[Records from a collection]
···

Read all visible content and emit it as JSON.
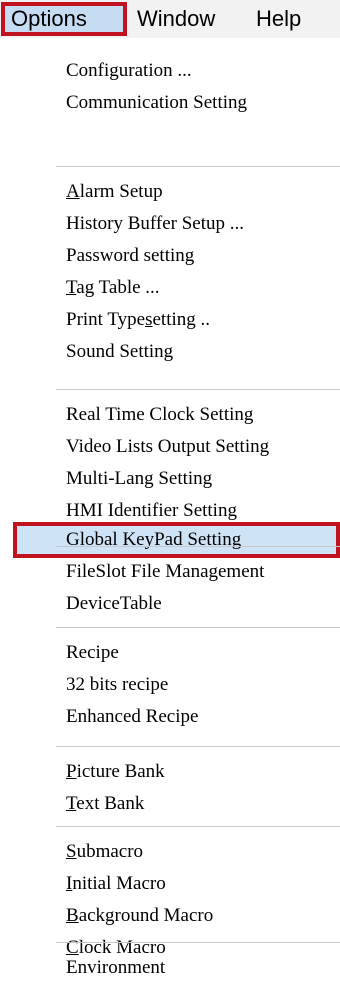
{
  "menubar": {
    "items": [
      {
        "label": "Options"
      },
      {
        "label": "Window"
      },
      {
        "label": "Help"
      }
    ]
  },
  "menu": {
    "groups": [
      [
        {
          "label": "Configuration ..."
        },
        {
          "label": "Communication Setting"
        }
      ],
      [
        {
          "label": "Alarm Setup",
          "mnemonic": "A"
        },
        {
          "label": "History Buffer Setup ..."
        },
        {
          "label": "Password setting"
        },
        {
          "label": "Tag Table ...",
          "mnemonic": "T"
        },
        {
          "label": "Print Typesetting ..",
          "mnemonic": "s"
        },
        {
          "label": "Sound Setting"
        }
      ],
      [
        {
          "label": "Real Time Clock Setting"
        },
        {
          "label": "Video Lists Output Setting"
        },
        {
          "label": "Multi-Lang Setting"
        },
        {
          "label": "HMI Identifier Setting"
        },
        {
          "label": "Global KeyPad Setting",
          "highlighted": true
        }
      ],
      [
        {
          "label": "FileSlot File Management"
        },
        {
          "label": "DeviceTable"
        }
      ],
      [
        {
          "label": "Recipe"
        },
        {
          "label": "32 bits recipe"
        },
        {
          "label": "Enhanced Recipe"
        }
      ],
      [
        {
          "label": "Picture Bank",
          "mnemonic": "P"
        },
        {
          "label": "Text Bank",
          "mnemonic": "T"
        }
      ],
      [
        {
          "label": "Submacro",
          "mnemonic": "S"
        },
        {
          "label": "Initial Macro",
          "mnemonic": "I"
        },
        {
          "label": "Background Macro",
          "mnemonic": "B"
        },
        {
          "label": "Clock Macro",
          "mnemonic": "C"
        }
      ],
      [
        {
          "label": "Environment"
        }
      ]
    ]
  },
  "colors": {
    "highlight_border": "#c0121f",
    "highlight_fill": "#cfe3f6",
    "separator": "#c8c8c8"
  }
}
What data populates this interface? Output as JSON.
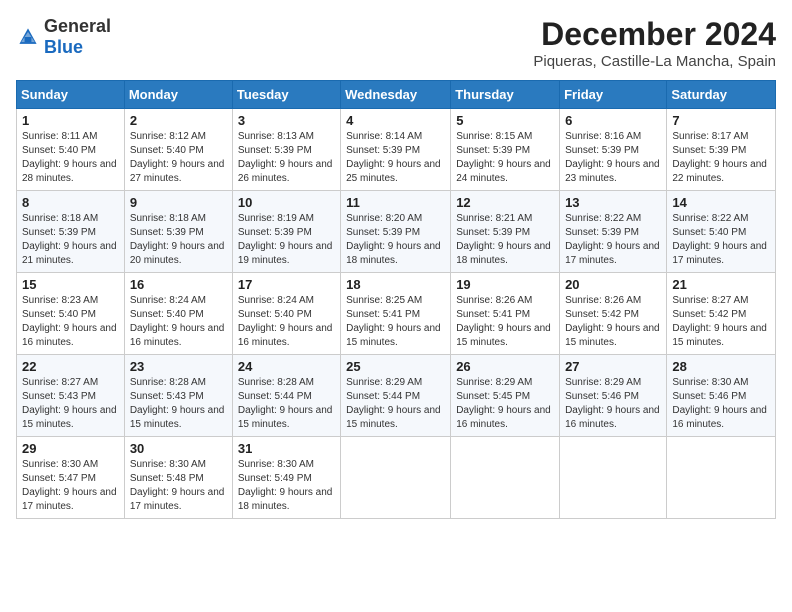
{
  "logo": {
    "general": "General",
    "blue": "Blue"
  },
  "title": "December 2024",
  "location": "Piqueras, Castille-La Mancha, Spain",
  "days_of_week": [
    "Sunday",
    "Monday",
    "Tuesday",
    "Wednesday",
    "Thursday",
    "Friday",
    "Saturday"
  ],
  "weeks": [
    [
      {
        "day": "1",
        "sunrise": "8:11 AM",
        "sunset": "5:40 PM",
        "daylight": "9 hours and 28 minutes."
      },
      {
        "day": "2",
        "sunrise": "8:12 AM",
        "sunset": "5:40 PM",
        "daylight": "9 hours and 27 minutes."
      },
      {
        "day": "3",
        "sunrise": "8:13 AM",
        "sunset": "5:39 PM",
        "daylight": "9 hours and 26 minutes."
      },
      {
        "day": "4",
        "sunrise": "8:14 AM",
        "sunset": "5:39 PM",
        "daylight": "9 hours and 25 minutes."
      },
      {
        "day": "5",
        "sunrise": "8:15 AM",
        "sunset": "5:39 PM",
        "daylight": "9 hours and 24 minutes."
      },
      {
        "day": "6",
        "sunrise": "8:16 AM",
        "sunset": "5:39 PM",
        "daylight": "9 hours and 23 minutes."
      },
      {
        "day": "7",
        "sunrise": "8:17 AM",
        "sunset": "5:39 PM",
        "daylight": "9 hours and 22 minutes."
      }
    ],
    [
      {
        "day": "8",
        "sunrise": "8:18 AM",
        "sunset": "5:39 PM",
        "daylight": "9 hours and 21 minutes."
      },
      {
        "day": "9",
        "sunrise": "8:18 AM",
        "sunset": "5:39 PM",
        "daylight": "9 hours and 20 minutes."
      },
      {
        "day": "10",
        "sunrise": "8:19 AM",
        "sunset": "5:39 PM",
        "daylight": "9 hours and 19 minutes."
      },
      {
        "day": "11",
        "sunrise": "8:20 AM",
        "sunset": "5:39 PM",
        "daylight": "9 hours and 18 minutes."
      },
      {
        "day": "12",
        "sunrise": "8:21 AM",
        "sunset": "5:39 PM",
        "daylight": "9 hours and 18 minutes."
      },
      {
        "day": "13",
        "sunrise": "8:22 AM",
        "sunset": "5:39 PM",
        "daylight": "9 hours and 17 minutes."
      },
      {
        "day": "14",
        "sunrise": "8:22 AM",
        "sunset": "5:40 PM",
        "daylight": "9 hours and 17 minutes."
      }
    ],
    [
      {
        "day": "15",
        "sunrise": "8:23 AM",
        "sunset": "5:40 PM",
        "daylight": "9 hours and 16 minutes."
      },
      {
        "day": "16",
        "sunrise": "8:24 AM",
        "sunset": "5:40 PM",
        "daylight": "9 hours and 16 minutes."
      },
      {
        "day": "17",
        "sunrise": "8:24 AM",
        "sunset": "5:40 PM",
        "daylight": "9 hours and 16 minutes."
      },
      {
        "day": "18",
        "sunrise": "8:25 AM",
        "sunset": "5:41 PM",
        "daylight": "9 hours and 15 minutes."
      },
      {
        "day": "19",
        "sunrise": "8:26 AM",
        "sunset": "5:41 PM",
        "daylight": "9 hours and 15 minutes."
      },
      {
        "day": "20",
        "sunrise": "8:26 AM",
        "sunset": "5:42 PM",
        "daylight": "9 hours and 15 minutes."
      },
      {
        "day": "21",
        "sunrise": "8:27 AM",
        "sunset": "5:42 PM",
        "daylight": "9 hours and 15 minutes."
      }
    ],
    [
      {
        "day": "22",
        "sunrise": "8:27 AM",
        "sunset": "5:43 PM",
        "daylight": "9 hours and 15 minutes."
      },
      {
        "day": "23",
        "sunrise": "8:28 AM",
        "sunset": "5:43 PM",
        "daylight": "9 hours and 15 minutes."
      },
      {
        "day": "24",
        "sunrise": "8:28 AM",
        "sunset": "5:44 PM",
        "daylight": "9 hours and 15 minutes."
      },
      {
        "day": "25",
        "sunrise": "8:29 AM",
        "sunset": "5:44 PM",
        "daylight": "9 hours and 15 minutes."
      },
      {
        "day": "26",
        "sunrise": "8:29 AM",
        "sunset": "5:45 PM",
        "daylight": "9 hours and 16 minutes."
      },
      {
        "day": "27",
        "sunrise": "8:29 AM",
        "sunset": "5:46 PM",
        "daylight": "9 hours and 16 minutes."
      },
      {
        "day": "28",
        "sunrise": "8:30 AM",
        "sunset": "5:46 PM",
        "daylight": "9 hours and 16 minutes."
      }
    ],
    [
      {
        "day": "29",
        "sunrise": "8:30 AM",
        "sunset": "5:47 PM",
        "daylight": "9 hours and 17 minutes."
      },
      {
        "day": "30",
        "sunrise": "8:30 AM",
        "sunset": "5:48 PM",
        "daylight": "9 hours and 17 minutes."
      },
      {
        "day": "31",
        "sunrise": "8:30 AM",
        "sunset": "5:49 PM",
        "daylight": "9 hours and 18 minutes."
      },
      null,
      null,
      null,
      null
    ]
  ]
}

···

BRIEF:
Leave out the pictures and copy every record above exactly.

REPLY TO THE TASK:
Read all visible content and emit it as JSON.
{
  "menubar": {
    "items": [
      {
        "label": "Options"
      },
      {
        "label": "Window"
      },
      {
        "label": "Help"
      }
    ]
  },
  "menu": {
    "groups": [
      [
        {
          "label": "Configuration ..."
        },
        {
          "label": "Communication Setting"
        }
      ],
      [
        {
          "label": "Alarm Setup",
          "mnemonic": "A"
        },
        {
          "label": "History Buffer Setup ..."
        },
        {
          "label": "Password setting"
        },
        {
          "label": "Tag Table ...",
          "mnemonic": "T"
        },
        {
          "label": "Print Typesetting ..",
          "mnemonic": "s"
        },
        {
          "label": "Sound Setting"
        }
      ],
      [
        {
          "label": "Real Time Clock Setting"
        },
        {
          "label": "Video Lists Output Setting"
        },
        {
          "label": "Multi-Lang Setting"
        },
        {
          "label": "HMI Identifier Setting"
        },
        {
          "label": "Global KeyPad Setting",
          "highlighted": true
        }
      ],
      [
        {
          "label": "FileSlot File Management"
        },
        {
          "label": "DeviceTable"
        }
      ],
      [
        {
          "label": "Recipe"
        },
        {
          "label": "32 bits recipe"
        },
        {
          "label": "Enhanced Recipe"
        }
      ],
      [
        {
          "label": "Picture Bank",
          "mnemonic": "P"
        },
        {
          "label": "Text Bank",
          "mnemonic": "T"
        }
      ],
      [
        {
          "label": "Submacro",
          "mnemonic": "S"
        },
        {
          "label": "Initial Macro",
          "mnemonic": "I"
        },
        {
          "label": "Background Macro",
          "mnemonic": "B"
        },
        {
          "label": "Clock Macro",
          "mnemonic": "C"
        }
      ],
      [
        {
          "label": "Environment"
        }
      ]
    ]
  },
  "colors": {
    "highlight_border": "#c0121f",
    "highlight_fill": "#cfe3f6",
    "separator": "#c8c8c8"
  }
}
What data populates this interface? Output as JSON.
{
  "logo": {
    "general": "General",
    "blue": "Blue"
  },
  "title": "December 2024",
  "location": "Piqueras, Castille-La Mancha, Spain",
  "days_of_week": [
    "Sunday",
    "Monday",
    "Tuesday",
    "Wednesday",
    "Thursday",
    "Friday",
    "Saturday"
  ],
  "weeks": [
    [
      {
        "day": "1",
        "sunrise": "8:11 AM",
        "sunset": "5:40 PM",
        "daylight": "9 hours and 28 minutes."
      },
      {
        "day": "2",
        "sunrise": "8:12 AM",
        "sunset": "5:40 PM",
        "daylight": "9 hours and 27 minutes."
      },
      {
        "day": "3",
        "sunrise": "8:13 AM",
        "sunset": "5:39 PM",
        "daylight": "9 hours and 26 minutes."
      },
      {
        "day": "4",
        "sunrise": "8:14 AM",
        "sunset": "5:39 PM",
        "daylight": "9 hours and 25 minutes."
      },
      {
        "day": "5",
        "sunrise": "8:15 AM",
        "sunset": "5:39 PM",
        "daylight": "9 hours and 24 minutes."
      },
      {
        "day": "6",
        "sunrise": "8:16 AM",
        "sunset": "5:39 PM",
        "daylight": "9 hours and 23 minutes."
      },
      {
        "day": "7",
        "sunrise": "8:17 AM",
        "sunset": "5:39 PM",
        "daylight": "9 hours and 22 minutes."
      }
    ],
    [
      {
        "day": "8",
        "sunrise": "8:18 AM",
        "sunset": "5:39 PM",
        "daylight": "9 hours and 21 minutes."
      },
      {
        "day": "9",
        "sunrise": "8:18 AM",
        "sunset": "5:39 PM",
        "daylight": "9 hours and 20 minutes."
      },
      {
        "day": "10",
        "sunrise": "8:19 AM",
        "sunset": "5:39 PM",
        "daylight": "9 hours and 19 minutes."
      },
      {
        "day": "11",
        "sunrise": "8:20 AM",
        "sunset": "5:39 PM",
        "daylight": "9 hours and 18 minutes."
      },
      {
        "day": "12",
        "sunrise": "8:21 AM",
        "sunset": "5:39 PM",
        "daylight": "9 hours and 18 minutes."
      },
      {
        "day": "13",
        "sunrise": "8:22 AM",
        "sunset": "5:39 PM",
        "daylight": "9 hours and 17 minutes."
      },
      {
        "day": "14",
        "sunrise": "8:22 AM",
        "sunset": "5:40 PM",
        "daylight": "9 hours and 17 minutes."
      }
    ],
    [
      {
        "day": "15",
        "sunrise": "8:23 AM",
        "sunset": "5:40 PM",
        "daylight": "9 hours and 16 minutes."
      },
      {
        "day": "16",
        "sunrise": "8:24 AM",
        "sunset": "5:40 PM",
        "daylight": "9 hours and 16 minutes."
      },
      {
        "day": "17",
        "sunrise": "8:24 AM",
        "sunset": "5:40 PM",
        "daylight": "9 hours and 16 minutes."
      },
      {
        "day": "18",
        "sunrise": "8:25 AM",
        "sunset": "5:41 PM",
        "daylight": "9 hours and 15 minutes."
      },
      {
        "day": "19",
        "sunrise": "8:26 AM",
        "sunset": "5:41 PM",
        "daylight": "9 hours and 15 minutes."
      },
      {
        "day": "20",
        "sunrise": "8:26 AM",
        "sunset": "5:42 PM",
        "daylight": "9 hours and 15 minutes."
      },
      {
        "day": "21",
        "sunrise": "8:27 AM",
        "sunset": "5:42 PM",
        "daylight": "9 hours and 15 minutes."
      }
    ],
    [
      {
        "day": "22",
        "sunrise": "8:27 AM",
        "sunset": "5:43 PM",
        "daylight": "9 hours and 15 minutes."
      },
      {
        "day": "23",
        "sunrise": "8:28 AM",
        "sunset": "5:43 PM",
        "daylight": "9 hours and 15 minutes."
      },
      {
        "day": "24",
        "sunrise": "8:28 AM",
        "sunset": "5:44 PM",
        "daylight": "9 hours and 15 minutes."
      },
      {
        "day": "25",
        "sunrise": "8:29 AM",
        "sunset": "5:44 PM",
        "daylight": "9 hours and 15 minutes."
      },
      {
        "day": "26",
        "sunrise": "8:29 AM",
        "sunset": "5:45 PM",
        "daylight": "9 hours and 16 minutes."
      },
      {
        "day": "27",
        "sunrise": "8:29 AM",
        "sunset": "5:46 PM",
        "daylight": "9 hours and 16 minutes."
      },
      {
        "day": "28",
        "sunrise": "8:30 AM",
        "sunset": "5:46 PM",
        "daylight": "9 hours and 16 minutes."
      }
    ],
    [
      {
        "day": "29",
        "sunrise": "8:30 AM",
        "sunset": "5:47 PM",
        "daylight": "9 hours and 17 minutes."
      },
      {
        "day": "30",
        "sunrise": "8:30 AM",
        "sunset": "5:48 PM",
        "daylight": "9 hours and 17 minutes."
      },
      {
        "day": "31",
        "sunrise": "8:30 AM",
        "sunset": "5:49 PM",
        "daylight": "9 hours and 18 minutes."
      },
      null,
      null,
      null,
      null
    ]
  ]
}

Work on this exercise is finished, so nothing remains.